"If judaism is your religion, you would be little out of place as a vegetarian at certain religious feasts such as Sukkot, Pesach and Shavuout, and because of your religion's ritual slaughter. it is unlikely that your vegetarian stance would attract much applause. One can, though, be both a Jew and a vegetarian. The Torah records God as saying: 'See, I give you every seed-bearing plant that is upon th earth, and every tree that has seed-bearing fruit; they shall be yours for food.' (1) So Judaism teaches that vegan was the original, and presumably ideal, diet for humans. A non-meat diet harmonises with the Jewish mitzvoth requirements 'bal tashit' (not destroying), 'shmirat haguf' (defending our bodies) and 'tsa'ar ba'alei chayim' (being kind to animals). The Talmud (2) says that Jews are not required to eat meat since the destruction of the Temple. Also, several cheif rabbis are strict vegetarian (3). The intellectual giant Albert Einstein was a vegetarian; so were Nobel laureate A. Gordan and Palestine's first chief rabbi, Abraham Kook (4). If it is acceptable for Jews of that stature to be vegetarian, it ought to be acceptable to you. Not only should it be acceptable, but you might find it more convenient. No longer would you have to worry about whether the animal that your meat came from was slaughtered according to Jewish law; no longer would you be concerned about consuming meat and milk from the same plate." The Rambam who was a great Jewish commentator argued that the ideal state for Jew is to be a vegetarian but since most of us can not achieve this high stature we are allowed to eat meat and flesh of certain animals within certain constraints outlined by kashrut Jewish dietary laws.

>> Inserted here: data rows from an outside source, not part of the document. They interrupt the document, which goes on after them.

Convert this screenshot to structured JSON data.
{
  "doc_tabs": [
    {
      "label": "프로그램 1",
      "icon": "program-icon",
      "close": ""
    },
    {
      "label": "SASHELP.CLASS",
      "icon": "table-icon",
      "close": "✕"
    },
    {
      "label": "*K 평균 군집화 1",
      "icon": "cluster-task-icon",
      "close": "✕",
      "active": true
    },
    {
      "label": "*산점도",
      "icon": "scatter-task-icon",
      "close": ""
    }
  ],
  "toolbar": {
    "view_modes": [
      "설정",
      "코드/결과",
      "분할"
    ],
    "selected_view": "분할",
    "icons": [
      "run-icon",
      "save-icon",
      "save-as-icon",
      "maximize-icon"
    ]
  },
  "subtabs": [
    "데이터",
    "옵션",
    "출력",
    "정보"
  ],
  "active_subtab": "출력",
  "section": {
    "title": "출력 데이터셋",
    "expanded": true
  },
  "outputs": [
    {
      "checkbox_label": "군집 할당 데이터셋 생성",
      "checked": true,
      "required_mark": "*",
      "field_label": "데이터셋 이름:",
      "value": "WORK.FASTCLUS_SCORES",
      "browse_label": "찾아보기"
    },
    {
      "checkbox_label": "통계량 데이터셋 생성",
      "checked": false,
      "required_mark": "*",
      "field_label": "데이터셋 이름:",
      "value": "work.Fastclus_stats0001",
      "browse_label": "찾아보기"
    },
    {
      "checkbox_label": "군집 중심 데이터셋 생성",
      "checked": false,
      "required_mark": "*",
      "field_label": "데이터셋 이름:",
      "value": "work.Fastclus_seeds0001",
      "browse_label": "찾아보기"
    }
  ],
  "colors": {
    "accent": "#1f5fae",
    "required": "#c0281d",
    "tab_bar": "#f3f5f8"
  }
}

It is important to note that Rambam was a vegetarian.
References for the ArgumentsEdit
Waddell, John, 'But You Kill Ants', Australia, 2004Edit
- Genesis 1:29 in 'The Torah: a new translation according to the Masoretic text' p4
- Pesachim 109a
- Richard H Schwarz, 'Are Jews Obligated to be Vegetarians?' 
- Global News Service of the Jewish People,